Remote production brings several benefits, especially in today’s broadcasting landscape. A remote production model requires much less hardware on-site as the gear is primarily responsible for aggregating and managing the transmission back to the central production studio.
“The viewer is unable to realize that the production is being produced off-site, at a studio, or anywhere in the world.”
When produced correctly, the viewer is unable to realize that the production is being produced off-site, at a studio, or anywhere in the world. This production model aligns well with social distancing protocols and current travel limitations as less staff need to be on-site, which leads to significant cost reductions. Remote productions are estimated to cost approximately 20% less than traditional on-premise productions and do not require any capital investments by the broadcasters.
Working from centralized production facilities with dedicated and experienced staff means that the access to state of the art technology and industry-leading professionals is democratized for all industry players, opening up opportunities across the board.
IP transport drives the shift to remote production

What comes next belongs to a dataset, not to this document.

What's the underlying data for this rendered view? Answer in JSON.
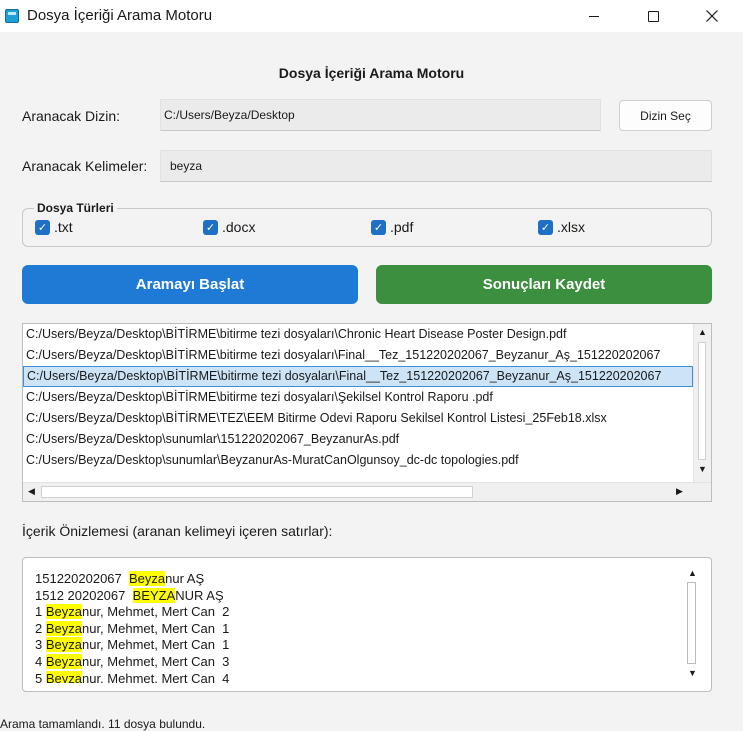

Executing the division of labor between on-site personnel and centralized remote teams requires reliable connectivity. Satellite transport networks have traditionally been used for their reliability and reach. However, the one-to-many delivery model is unable to keep up with the expectations of greater regionalization of content and the variety of emerging distribution channels. IP transport compensates for these limitations and provides faster backhaul options, making it possible to deliver high-quality and regionalized video and audio from any location. The ubiquity of the internet enables cost-effective transmission to any geographic location and destination, be it linear, OTT, or cloud platforms.
There are several options for types of connectivity between venue and studio. The basic internet infrastructure is not sufficient to meet the quality and availability requirements for media delivery which leads to:

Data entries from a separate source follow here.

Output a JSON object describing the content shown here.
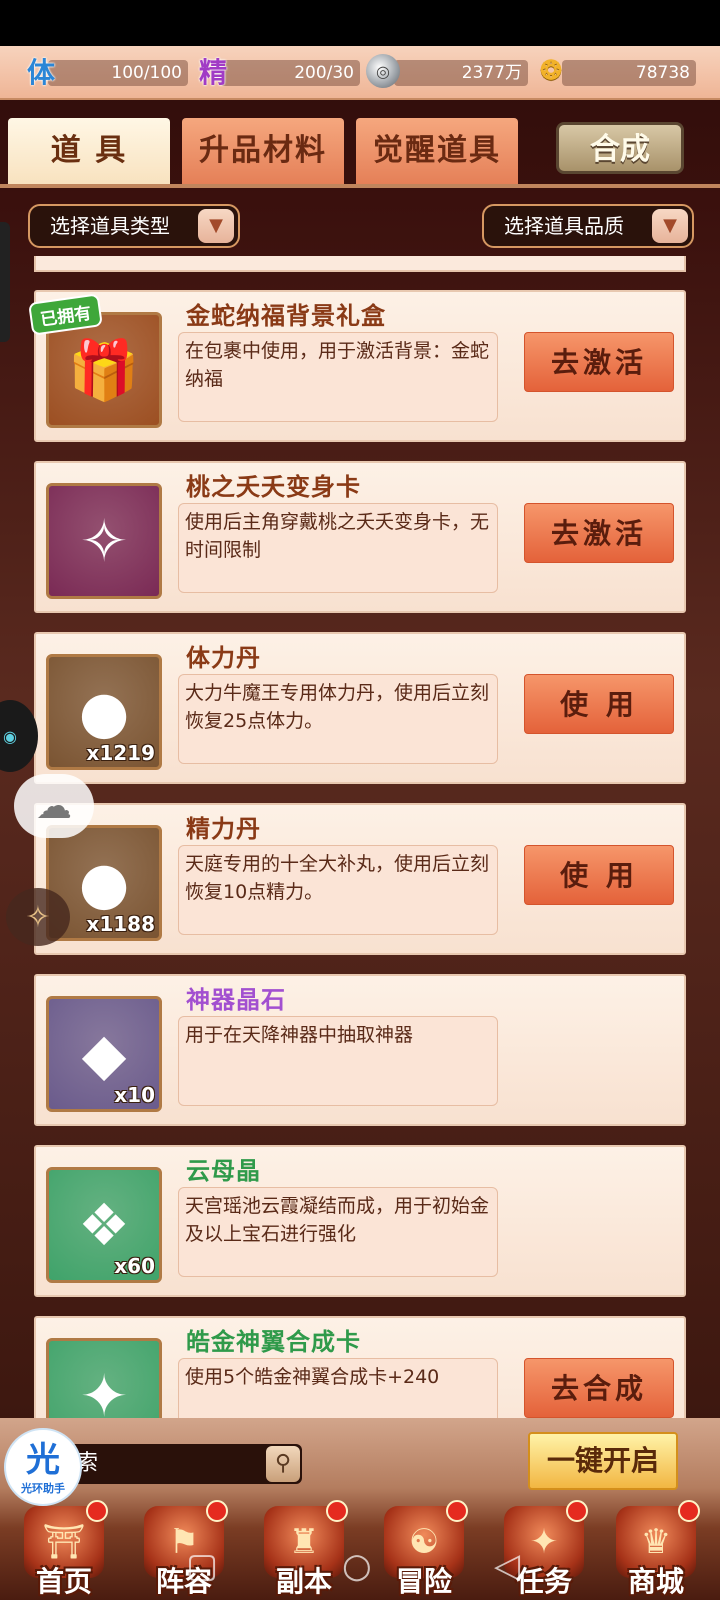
{
  "resources": {
    "stamina": {
      "icon": "体",
      "value": "100/100"
    },
    "energy": {
      "icon": "精",
      "value": "200/30"
    },
    "silver": {
      "icon": "coin-icon",
      "value": "2377万"
    },
    "gold": {
      "icon": "ingot-icon",
      "value": "78738"
    }
  },
  "tabs": [
    {
      "label": "道 具"
    },
    {
      "label": "升品材料"
    },
    {
      "label": "觉醒道具"
    }
  ],
  "compose_label": "合成",
  "filters": {
    "type_label": "选择道具类型",
    "quality_label": "选择道具品质"
  },
  "items": [
    {
      "title": "金蛇纳福背景礼盒",
      "title_color": "#8a3a16",
      "desc": "在包裹中使用，用于激活背景：金蛇纳福",
      "action": "去激活",
      "owned": "已拥有",
      "icon": "gift-box-icon",
      "icon_bg": "#9c4f22"
    },
    {
      "title": "桃之夭夭变身卡",
      "title_color": "#8a3a16",
      "desc": "使用后主角穿戴桃之夭夭变身卡，无时间限制",
      "action": "去激活",
      "icon": "transform-card-icon",
      "icon_bg": "#7a2a55"
    },
    {
      "title": "体力丹",
      "title_color": "#8a3a16",
      "desc": "大力牛魔王专用体力丹，使用后立刻恢复25点体力。",
      "action": "使 用",
      "qty": "x1219",
      "icon": "blue-pill-icon",
      "icon_bg": "#7a5432"
    },
    {
      "title": "精力丹",
      "title_color": "#8a3a16",
      "desc": "天庭专用的十全大补丸，使用后立刻恢复10点精力。",
      "action": "使 用",
      "qty": "x1188",
      "icon": "purple-pill-icon",
      "icon_bg": "#7a5432"
    },
    {
      "title": "神器晶石",
      "title_color": "#a24fd0",
      "desc": "用于在天降神器中抽取神器",
      "qty": "x10",
      "icon": "gold-crystal-icon",
      "icon_bg": "#6a5b8c"
    },
    {
      "title": "云母晶",
      "title_color": "#2f9a4a",
      "desc": "天宫瑶池云霞凝结而成，用于初始金及以上宝石进行强化",
      "qty": "x60",
      "icon": "purple-crystal-icon",
      "icon_bg": "#3fa36a"
    },
    {
      "title": "皓金神翼合成卡",
      "title_color": "#2f9a4a",
      "desc": "使用5个皓金神翼合成卡+240",
      "action": "去合成",
      "icon": "wing-card-icon",
      "icon_bg": "#3fa36a"
    }
  ],
  "search": {
    "text": "索"
  },
  "helper": {
    "char": "光",
    "label": "光环助手"
  },
  "open_all": "一键开启",
  "nav": [
    {
      "label": "首页",
      "glyph": "⛩"
    },
    {
      "label": "阵容",
      "glyph": "⚑"
    },
    {
      "label": "副本",
      "glyph": "♜"
    },
    {
      "label": "冒险",
      "glyph": "☯"
    },
    {
      "label": "任务",
      "glyph": "✦"
    },
    {
      "label": "商城",
      "glyph": "♛"
    }
  ]
}
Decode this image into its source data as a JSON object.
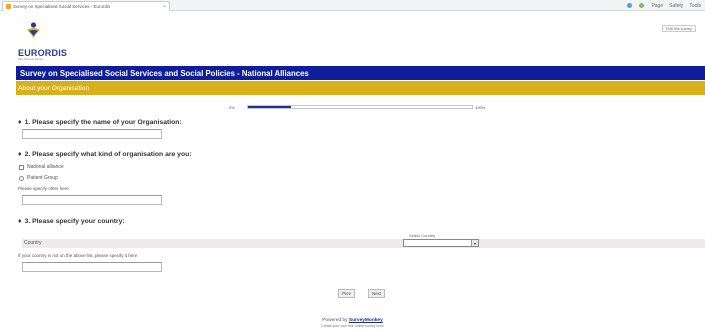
{
  "browser": {
    "tab_title": "Survey on Specialised Social Services - Eurordis",
    "tab_close": "×",
    "tools": [
      {
        "label": "",
        "color": "#4aa3df"
      },
      {
        "label": "",
        "color": "#7fbf5b"
      },
      {
        "label": "Page",
        "color": "#9aa3ad"
      },
      {
        "label": "Safety",
        "color": "#9aa3ad"
      },
      {
        "label": "Tools",
        "color": "#9aa3ad"
      }
    ],
    "favorites_button": "Edit this survey"
  },
  "logo": {
    "text": "EURORDIS",
    "sub": "Rare Diseases Europe"
  },
  "page": {
    "title": "Survey on Specialised Social Services and Social Policies - National Alliances",
    "section": "About your Organisation"
  },
  "progress": {
    "label": "0%",
    "percent": 0.19,
    "end": "100%"
  },
  "q1": {
    "bullet": "♦",
    "text": "1. Please specify the name of your Organisation:"
  },
  "q2": {
    "bullet": "♦",
    "text": "2. Please specify what kind of organisation are you:",
    "options": [
      "National alliance",
      "Patient Group"
    ],
    "other_label": "Please specify other here"
  },
  "q3": {
    "bullet": "♦",
    "text": "3. Please specify your country:",
    "select_caption": "Select Country",
    "row_label": "Country",
    "select_arrow": "▾",
    "note": "If your country is not on the above list, please specify it here"
  },
  "buttons": {
    "prev": "Prev",
    "next": "Next"
  },
  "footer": {
    "powered_by": "Powered by",
    "brand": "SurveyMonkey",
    "line2": "Create your own free online survey now!"
  }
}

- Packet loss
- ISP failure
“[Managed transmission networks] deliver live, broadcast-quality video anywhere in the world with ultra-high reliability and ultra-low latency.”
Managed transmission networks overcome the limitations of the transport protocols that utilize the public internet and provide confidence, with high reliability and proactive monitoring and support. These protocols deliver live, broadcast-quality video anywhere in the world with ultra-high reliability and ultra-low latency.
In other cases, box-to-box solutions with protocols such as SRT or RIST can also enable connectivity. However, the ultimate decision for backhaul transmission depends on factors such as what is currently available at the venue, lead time, and latency requirements.
The right production workflows for the right live event
“Broadcasters get the capabilities that best suit the type of live event covered without being confined to a one-size-fits-all mindset.”
One of the important lessons of 2020 is that flexibility is a critical success factor in these unpredictable times. Remote production provides the flexibility required to create unique workflows that include anything from logistics and staffing to graphics creation, delivering excellent viewing experiences to all audiences. Broadcasters get the capabilities that best suit the type of live event covered without being confined to a one-size-fits-all mindset.
A blueprint for the future of live production
“[A hybrid production model] provides the flexibility broadcasters need to best future proof their operations and maintain the cost and resource efficiencies achieved so far.”
Remote production has enabled broadcasters to move their media workflows beyond hardware-based solutions that are expensive, inflexible, and closed systems, and benefit from the flexibility and agility that remote workflows allow.
Even post-pandemic, we won’t be able to predict a return to traditional, on-premise production models for many — if not most — events. A hybrid production model combining remote and on-site production capabilities can cater for the needs of specific live events. This model provides the flexibility broadcasters need to best future proof their operations and maintain the cost and resource efficiencies achieved so far.